## [Exercise]
Report every line of the data that includes "JSON".

## [Study material]
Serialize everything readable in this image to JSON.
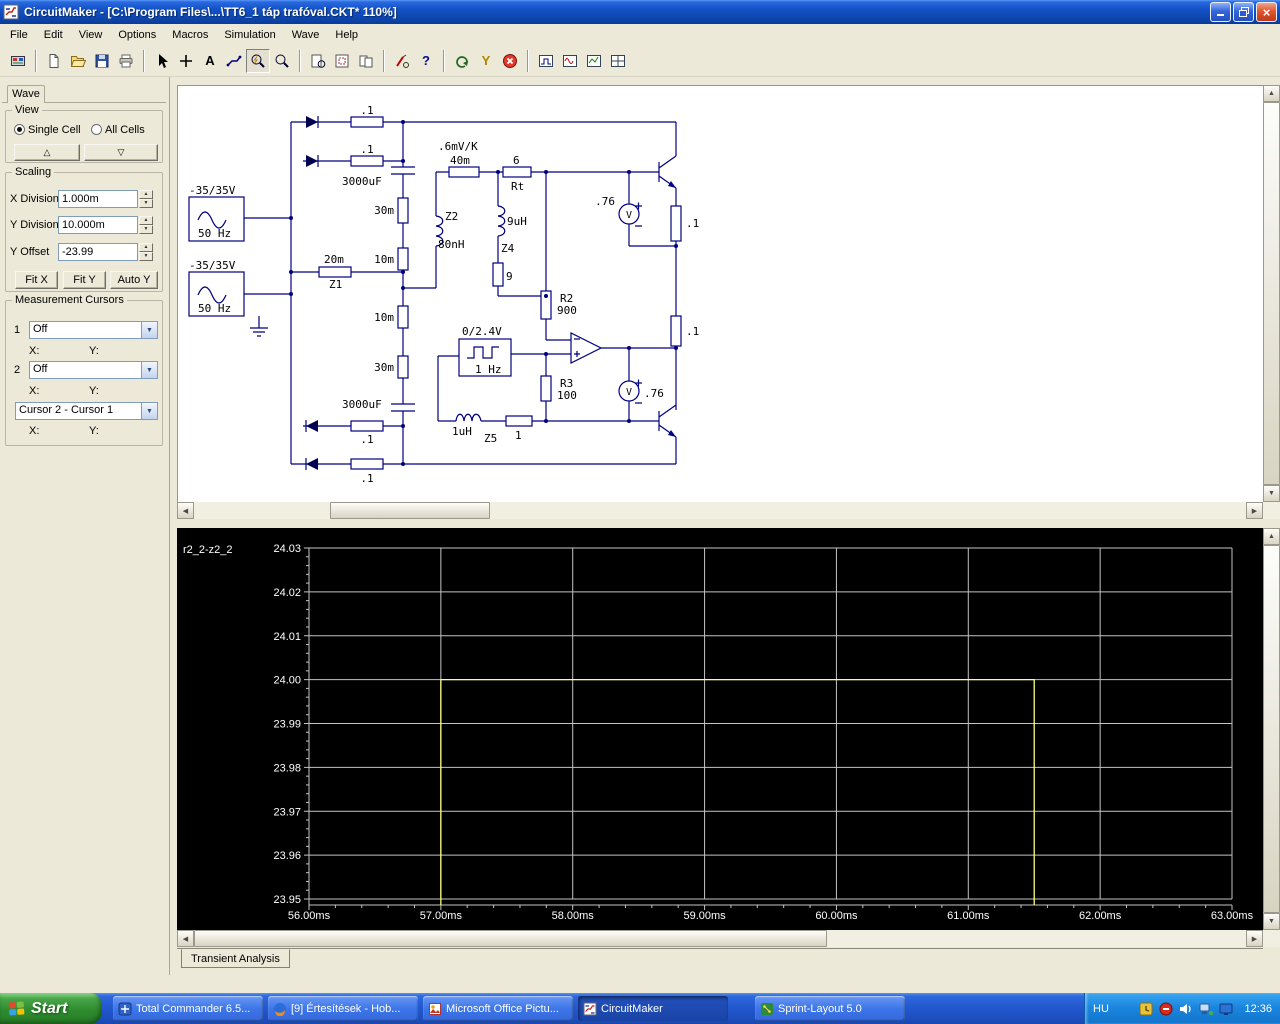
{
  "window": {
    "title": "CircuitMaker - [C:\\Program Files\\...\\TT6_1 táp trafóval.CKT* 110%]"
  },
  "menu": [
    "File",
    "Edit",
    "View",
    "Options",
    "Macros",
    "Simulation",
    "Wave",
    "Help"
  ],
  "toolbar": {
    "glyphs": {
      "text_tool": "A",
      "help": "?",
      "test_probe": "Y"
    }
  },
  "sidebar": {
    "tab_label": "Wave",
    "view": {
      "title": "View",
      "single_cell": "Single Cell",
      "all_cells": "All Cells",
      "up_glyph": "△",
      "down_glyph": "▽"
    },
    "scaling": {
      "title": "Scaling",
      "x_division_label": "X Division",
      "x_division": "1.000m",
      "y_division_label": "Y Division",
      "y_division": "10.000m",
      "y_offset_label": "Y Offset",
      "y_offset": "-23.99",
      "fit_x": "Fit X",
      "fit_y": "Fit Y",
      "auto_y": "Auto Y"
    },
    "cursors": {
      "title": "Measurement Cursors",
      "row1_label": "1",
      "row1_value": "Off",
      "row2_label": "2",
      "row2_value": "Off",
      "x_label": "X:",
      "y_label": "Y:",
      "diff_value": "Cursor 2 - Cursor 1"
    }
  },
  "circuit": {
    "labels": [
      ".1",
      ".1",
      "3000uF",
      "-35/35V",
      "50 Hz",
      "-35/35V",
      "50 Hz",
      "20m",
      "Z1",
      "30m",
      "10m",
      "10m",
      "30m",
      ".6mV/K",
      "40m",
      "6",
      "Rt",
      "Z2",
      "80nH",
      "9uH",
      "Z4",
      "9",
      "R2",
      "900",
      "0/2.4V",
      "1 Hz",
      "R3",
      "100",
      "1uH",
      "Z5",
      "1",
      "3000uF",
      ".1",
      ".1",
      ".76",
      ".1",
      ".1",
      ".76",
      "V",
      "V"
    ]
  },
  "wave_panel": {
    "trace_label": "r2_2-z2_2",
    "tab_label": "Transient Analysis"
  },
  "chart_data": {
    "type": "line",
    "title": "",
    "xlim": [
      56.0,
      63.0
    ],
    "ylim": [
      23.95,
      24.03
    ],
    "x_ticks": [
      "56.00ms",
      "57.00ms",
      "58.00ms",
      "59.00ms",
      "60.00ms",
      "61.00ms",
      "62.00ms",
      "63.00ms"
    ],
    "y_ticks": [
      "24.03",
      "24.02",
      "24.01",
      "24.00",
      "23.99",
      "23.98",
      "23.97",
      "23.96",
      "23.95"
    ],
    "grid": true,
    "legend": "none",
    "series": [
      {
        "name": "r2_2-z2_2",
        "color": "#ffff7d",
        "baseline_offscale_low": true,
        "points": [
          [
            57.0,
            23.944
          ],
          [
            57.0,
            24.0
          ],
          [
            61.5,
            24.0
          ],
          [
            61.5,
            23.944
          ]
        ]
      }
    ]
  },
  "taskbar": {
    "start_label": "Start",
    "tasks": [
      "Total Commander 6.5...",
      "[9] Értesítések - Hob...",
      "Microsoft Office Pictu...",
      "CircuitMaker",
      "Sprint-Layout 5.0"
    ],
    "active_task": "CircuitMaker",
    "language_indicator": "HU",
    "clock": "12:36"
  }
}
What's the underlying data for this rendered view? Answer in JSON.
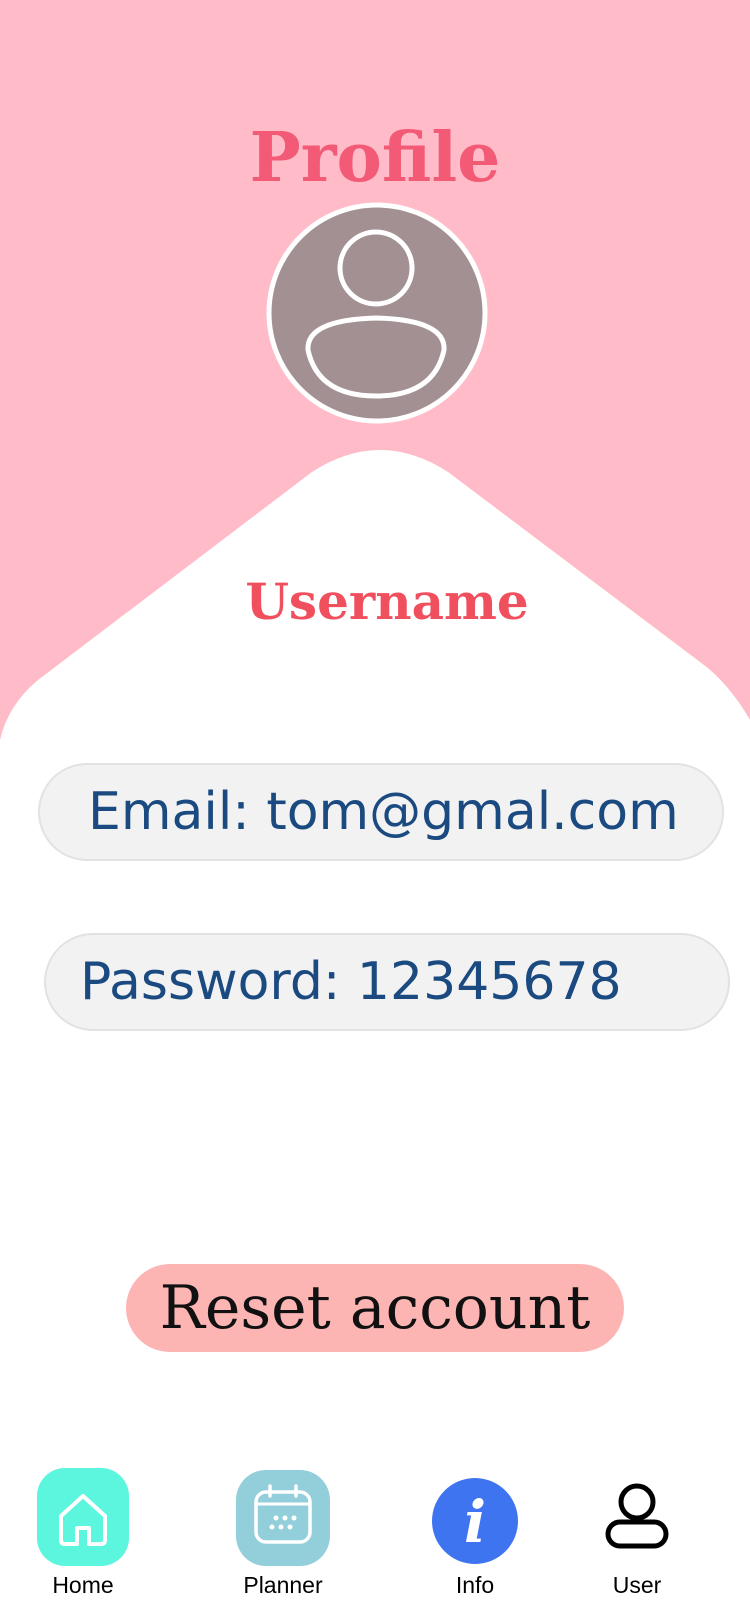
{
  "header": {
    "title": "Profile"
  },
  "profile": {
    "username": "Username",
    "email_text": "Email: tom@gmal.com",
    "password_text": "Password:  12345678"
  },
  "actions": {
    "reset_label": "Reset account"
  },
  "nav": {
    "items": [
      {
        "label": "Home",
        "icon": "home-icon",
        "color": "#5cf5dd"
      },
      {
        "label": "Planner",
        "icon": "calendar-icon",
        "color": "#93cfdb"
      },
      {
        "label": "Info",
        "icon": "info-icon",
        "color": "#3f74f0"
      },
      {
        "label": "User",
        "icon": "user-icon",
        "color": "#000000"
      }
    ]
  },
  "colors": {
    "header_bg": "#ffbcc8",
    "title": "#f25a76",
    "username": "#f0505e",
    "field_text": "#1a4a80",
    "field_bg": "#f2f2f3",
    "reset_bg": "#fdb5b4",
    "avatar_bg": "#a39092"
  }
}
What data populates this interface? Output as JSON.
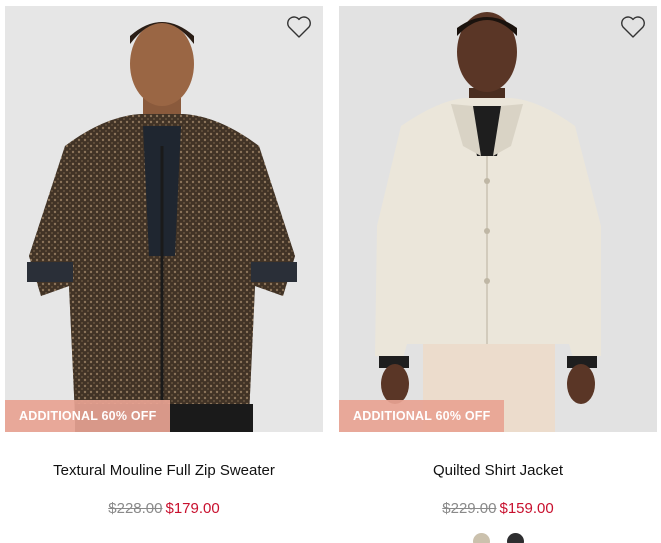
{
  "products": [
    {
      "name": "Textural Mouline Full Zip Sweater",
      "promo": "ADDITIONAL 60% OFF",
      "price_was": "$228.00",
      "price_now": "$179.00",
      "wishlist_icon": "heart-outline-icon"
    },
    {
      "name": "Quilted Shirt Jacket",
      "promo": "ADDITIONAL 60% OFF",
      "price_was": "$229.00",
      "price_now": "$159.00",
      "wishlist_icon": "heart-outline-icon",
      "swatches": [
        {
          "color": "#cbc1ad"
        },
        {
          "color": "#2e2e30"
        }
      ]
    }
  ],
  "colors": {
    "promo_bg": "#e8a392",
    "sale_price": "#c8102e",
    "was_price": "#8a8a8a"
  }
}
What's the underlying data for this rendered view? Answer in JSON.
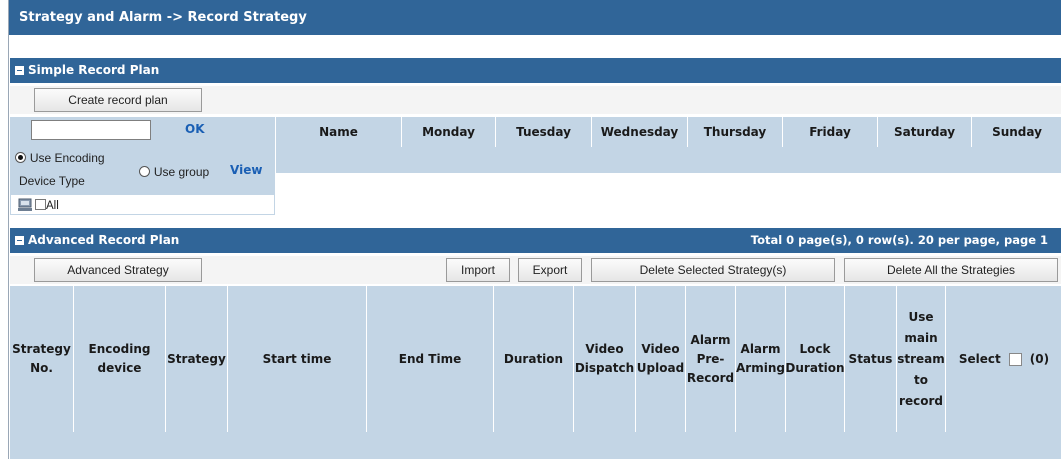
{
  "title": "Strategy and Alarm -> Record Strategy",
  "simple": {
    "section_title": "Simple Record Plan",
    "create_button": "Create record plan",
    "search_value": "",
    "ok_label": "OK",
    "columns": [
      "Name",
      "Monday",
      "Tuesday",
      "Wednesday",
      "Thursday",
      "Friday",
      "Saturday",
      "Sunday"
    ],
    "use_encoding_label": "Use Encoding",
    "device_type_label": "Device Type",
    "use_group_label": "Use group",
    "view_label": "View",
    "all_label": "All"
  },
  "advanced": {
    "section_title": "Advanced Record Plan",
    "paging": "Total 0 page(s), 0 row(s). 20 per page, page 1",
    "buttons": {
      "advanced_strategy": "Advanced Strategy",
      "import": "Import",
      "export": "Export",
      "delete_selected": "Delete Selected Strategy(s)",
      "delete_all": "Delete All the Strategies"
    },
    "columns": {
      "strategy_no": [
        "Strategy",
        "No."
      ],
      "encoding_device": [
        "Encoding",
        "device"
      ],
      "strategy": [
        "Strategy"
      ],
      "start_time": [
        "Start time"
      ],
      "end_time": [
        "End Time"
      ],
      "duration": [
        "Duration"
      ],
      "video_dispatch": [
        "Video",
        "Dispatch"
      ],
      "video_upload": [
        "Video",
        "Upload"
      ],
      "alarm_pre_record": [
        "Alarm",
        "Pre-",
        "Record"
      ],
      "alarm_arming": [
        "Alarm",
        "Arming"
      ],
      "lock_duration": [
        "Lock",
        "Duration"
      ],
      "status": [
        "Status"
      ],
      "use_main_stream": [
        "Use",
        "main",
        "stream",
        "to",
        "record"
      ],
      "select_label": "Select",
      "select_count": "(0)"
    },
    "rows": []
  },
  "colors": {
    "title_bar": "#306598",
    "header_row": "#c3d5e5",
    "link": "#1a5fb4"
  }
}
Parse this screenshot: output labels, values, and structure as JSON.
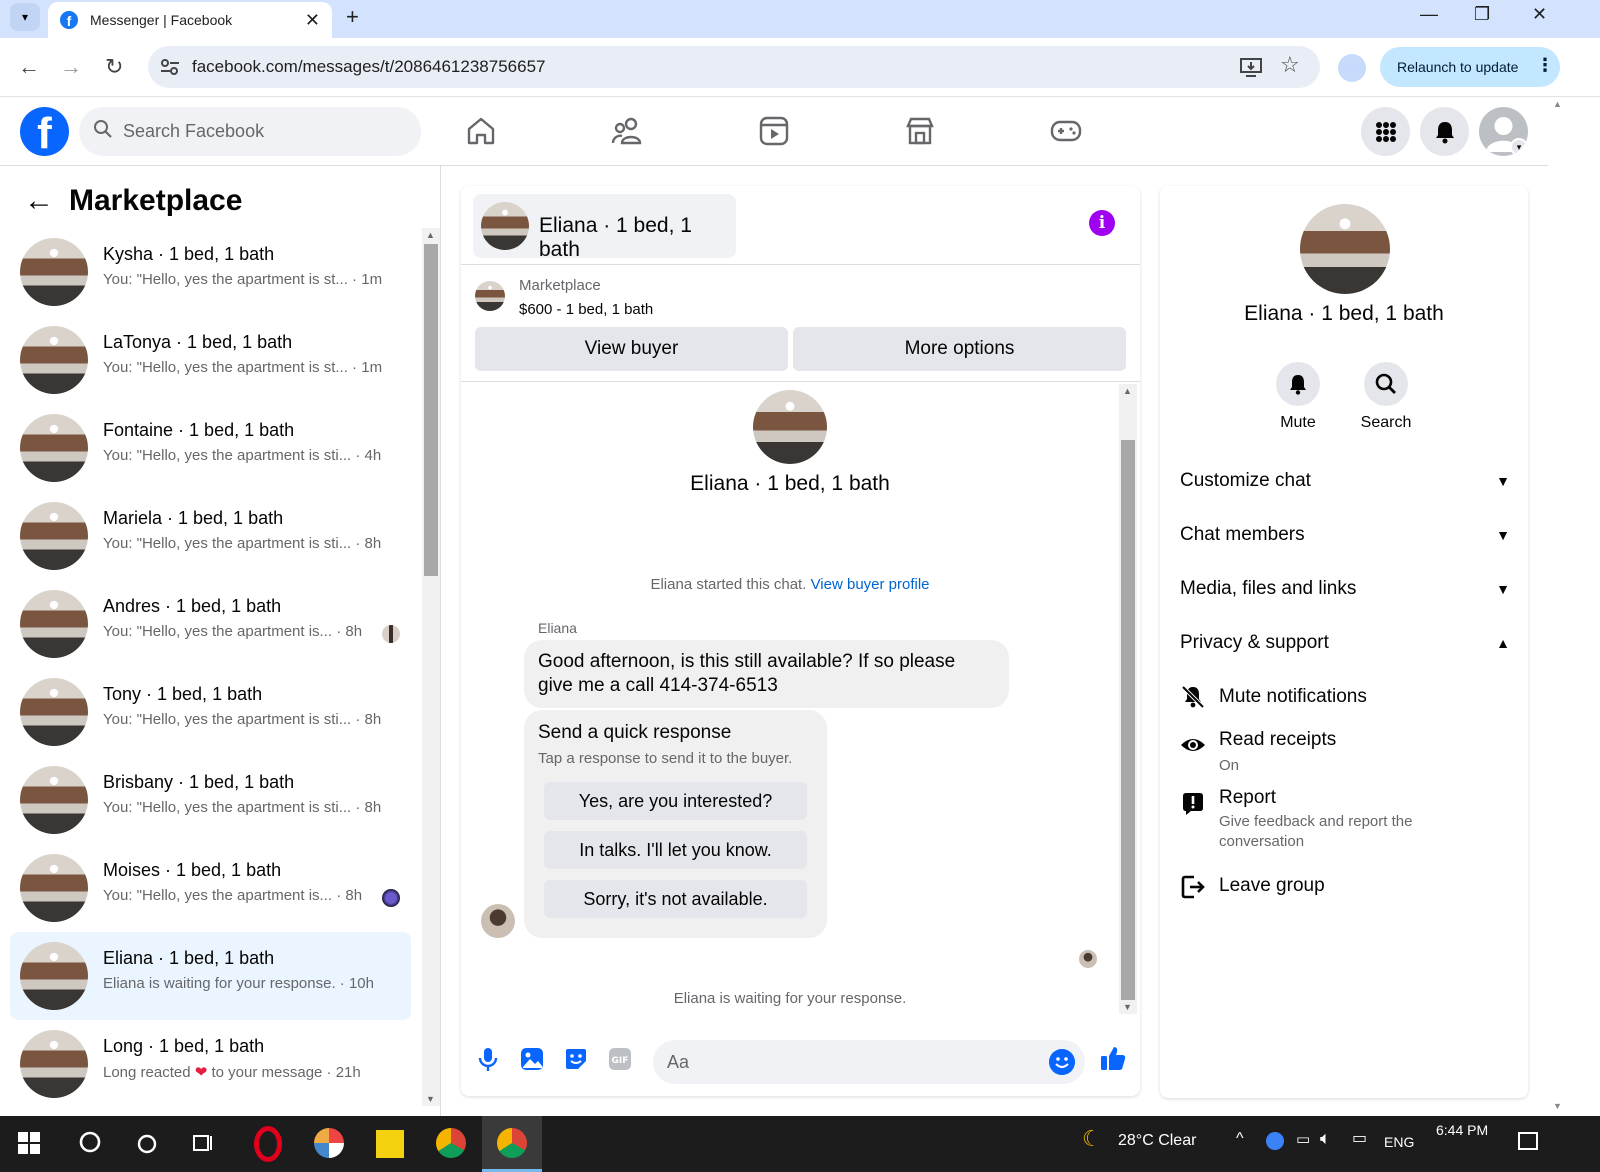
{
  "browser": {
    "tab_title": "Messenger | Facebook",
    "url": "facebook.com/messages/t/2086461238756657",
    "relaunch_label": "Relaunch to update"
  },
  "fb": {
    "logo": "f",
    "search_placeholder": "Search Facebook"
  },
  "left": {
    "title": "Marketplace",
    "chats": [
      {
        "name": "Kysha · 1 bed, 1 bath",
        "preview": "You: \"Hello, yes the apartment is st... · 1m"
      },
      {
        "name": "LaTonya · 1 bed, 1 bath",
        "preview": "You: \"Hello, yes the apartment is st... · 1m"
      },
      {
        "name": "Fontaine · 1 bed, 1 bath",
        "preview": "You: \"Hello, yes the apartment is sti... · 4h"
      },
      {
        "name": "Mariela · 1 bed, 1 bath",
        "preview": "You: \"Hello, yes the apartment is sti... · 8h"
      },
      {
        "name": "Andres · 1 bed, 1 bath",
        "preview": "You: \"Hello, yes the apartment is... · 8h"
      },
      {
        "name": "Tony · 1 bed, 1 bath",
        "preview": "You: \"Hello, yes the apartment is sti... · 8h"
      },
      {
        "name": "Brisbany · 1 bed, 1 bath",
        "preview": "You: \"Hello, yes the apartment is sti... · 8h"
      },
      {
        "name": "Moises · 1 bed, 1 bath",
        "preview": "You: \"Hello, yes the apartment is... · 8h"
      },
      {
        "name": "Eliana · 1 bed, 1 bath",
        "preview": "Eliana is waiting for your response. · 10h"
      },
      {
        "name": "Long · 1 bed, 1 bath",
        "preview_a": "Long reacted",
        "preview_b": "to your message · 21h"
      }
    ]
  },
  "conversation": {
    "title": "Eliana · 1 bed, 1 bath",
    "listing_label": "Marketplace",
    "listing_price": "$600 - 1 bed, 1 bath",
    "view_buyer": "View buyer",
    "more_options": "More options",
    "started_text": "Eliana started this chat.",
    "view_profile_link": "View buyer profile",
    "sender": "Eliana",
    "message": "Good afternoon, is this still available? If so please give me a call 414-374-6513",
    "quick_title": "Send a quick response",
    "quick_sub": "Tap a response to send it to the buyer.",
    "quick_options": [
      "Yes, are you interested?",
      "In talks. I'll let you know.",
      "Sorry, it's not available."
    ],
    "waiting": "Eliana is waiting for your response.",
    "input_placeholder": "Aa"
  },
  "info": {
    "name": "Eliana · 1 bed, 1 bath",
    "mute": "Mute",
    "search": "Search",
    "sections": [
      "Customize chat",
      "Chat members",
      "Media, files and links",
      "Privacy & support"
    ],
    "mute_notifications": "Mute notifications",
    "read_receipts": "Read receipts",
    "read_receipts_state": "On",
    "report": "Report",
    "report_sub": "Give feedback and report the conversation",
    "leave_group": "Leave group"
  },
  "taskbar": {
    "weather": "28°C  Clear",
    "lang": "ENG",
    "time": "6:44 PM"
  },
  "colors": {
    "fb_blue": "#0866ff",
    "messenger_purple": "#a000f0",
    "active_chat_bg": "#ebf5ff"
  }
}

## [Expected answer]
Serialize everything readable in this image to JSON.
What's the underlying data for this rendered view? Answer in JSON.
What data populates this interface? Output as JSON.
What's the underlying data for this rendered view? Answer in JSON.
Parse this screenshot: output labels, values, and structure as JSON.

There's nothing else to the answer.